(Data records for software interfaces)
▶
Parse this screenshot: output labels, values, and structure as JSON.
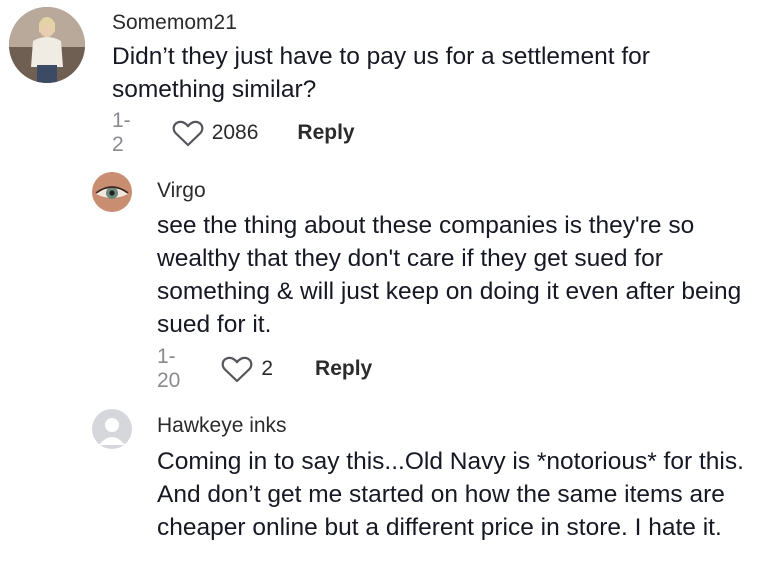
{
  "comments": [
    {
      "username": "Somemom21",
      "text": "Didn’t they just have to pay us for a settlement for something similar?",
      "date": "1-2",
      "likes": "2086",
      "reply_label": "Reply"
    },
    {
      "username": "Virgo",
      "text": "see the thing about these companies is they're so wealthy that they don't care if they get sued for something & will just keep on doing it even after being sued for it.",
      "date": "1-20",
      "likes": "2",
      "reply_label": "Reply"
    },
    {
      "username": "Hawkeye inks",
      "text": "Coming in to say this...Old Navy is *notorious* for this. And don’t get me started on how the same items are cheaper online but a different price in store. I hate it."
    }
  ]
}
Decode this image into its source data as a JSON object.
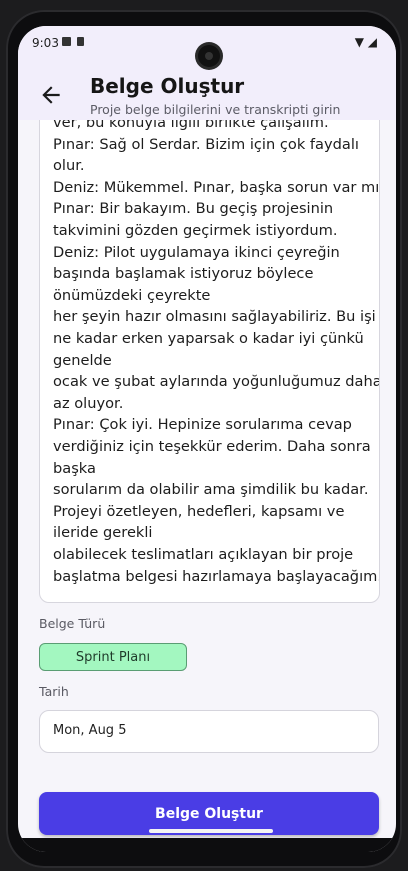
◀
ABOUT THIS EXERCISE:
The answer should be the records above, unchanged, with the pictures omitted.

TASK RESULT:
Parse this screenshot: output labels, values, and structure as JSON.
{
  "comments": [
    {
      "username": "Somemom21",
      "text": "Didn’t they just have to pay us for a settlement for something similar?",
      "date": "1-2",
      "likes": "2086",
      "reply_label": "Reply"
    },
    {
      "username": "Virgo",
      "text": "see the thing about these companies is they're so wealthy that they don't care if they get sued for something & will just keep on doing it even after being sued for it.",
      "date": "1-20",
      "likes": "2",
      "reply_label": "Reply"
    },
    {
      "username": "Hawkeye inks",
      "text": "Coming in to say this...Old Navy is *notorious* for this. And don’t get me started on how the same items are cheaper online but a different price in store. I hate it."
    }
  ]
}
Decode this image into its source data as a JSON object.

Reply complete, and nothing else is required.